1/4-Scale 5 HP Red Wing: Part 2

| December/January 2004

Engine frame and jig attached to the lathe

Photo 1: Engine frame and jig attached to the lathe in preparation for boring.

Editor's note: This is part two of a four-part series. Read Part 1 

Last month I told you about how I became interested in model engines. We also went over a few milling steps that let us get started. This month I want to mill the engine frame as well as bore the cylinder. I think there will even be time to work with the flywheels, so let's get started.

Before the engine frame can be milled any further, it has to be attached to a jig. Some of the milling steps require that the engine frame be held sideways or at an angle. Because of the irregular shape of the engine frame, it would be very difficult to do without some type of jig.

Fabricating a jig
The jig I made is simply a flat piece of 3/8-inch steel that has been milled square on three sides. I made it about 12 inches long and 7 inches wide so there would be plenty of room for the jaws of the vise to grab. By having the three sides milled square, I just have to let the jig touch the bottom of the vise and it will square itself with the table.

With the engine frame attached to the jig, I decided to bore the cylinder. It is important to bore the cylinder before some of the other machining on the engine frame can proceed. This is because the cen-terline of the bore is used as a reference for some of the other steps.

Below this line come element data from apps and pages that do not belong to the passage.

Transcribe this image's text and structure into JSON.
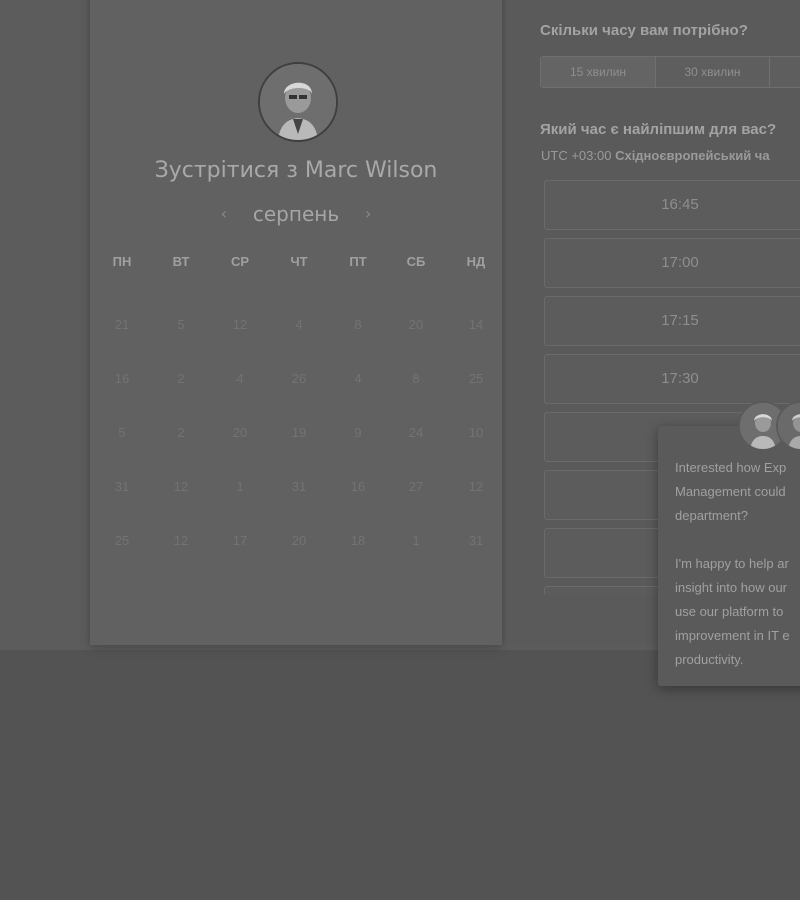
{
  "calendar": {
    "title": "Зустрітися з Marc Wilson",
    "month": "серпень",
    "prev_icon": "‹",
    "next_icon": "›",
    "weekdays": [
      "ПН",
      "ВТ",
      "СР",
      "ЧТ",
      "ПТ",
      "СБ",
      "НД"
    ],
    "weeks": [
      [
        "21",
        "5",
        "12",
        "4",
        "8",
        "20",
        "14"
      ],
      [
        "16",
        "2",
        "4",
        "26",
        "4",
        "8",
        "25"
      ],
      [
        "5",
        "2",
        "20",
        "19",
        "9",
        "24",
        "10"
      ],
      [
        "31",
        "12",
        "1",
        "31",
        "16",
        "27",
        "12"
      ],
      [
        "25",
        "12",
        "17",
        "20",
        "18",
        "1",
        "31"
      ]
    ]
  },
  "duration": {
    "question": "Скільки часу вам потрібно?",
    "options": [
      "15 хвилин",
      "30 хвилин"
    ]
  },
  "time": {
    "question": "Який час є найліпшим для вас?",
    "timezone_offset": "UTC +03:00",
    "timezone_name": "Східноєвропейський ча",
    "slots": [
      "16:45",
      "17:00",
      "17:15",
      "17:30",
      "",
      "",
      "",
      ""
    ]
  },
  "chat": {
    "message": "Interested how Exp\nManagement could\ndepartment?\n\nI'm happy to help ar\ninsight into how our\nuse our platform to\nimprovement in IT e\nproductivity."
  },
  "icons": {
    "avatar": "avatar-photo",
    "prev": "chevron-left-icon",
    "next": "chevron-right-icon"
  }
}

I started by attaching the jig and engine frame to the lathe table. As you can see, I had to use several V-blocks and plates to center the bore with the center of the lathe.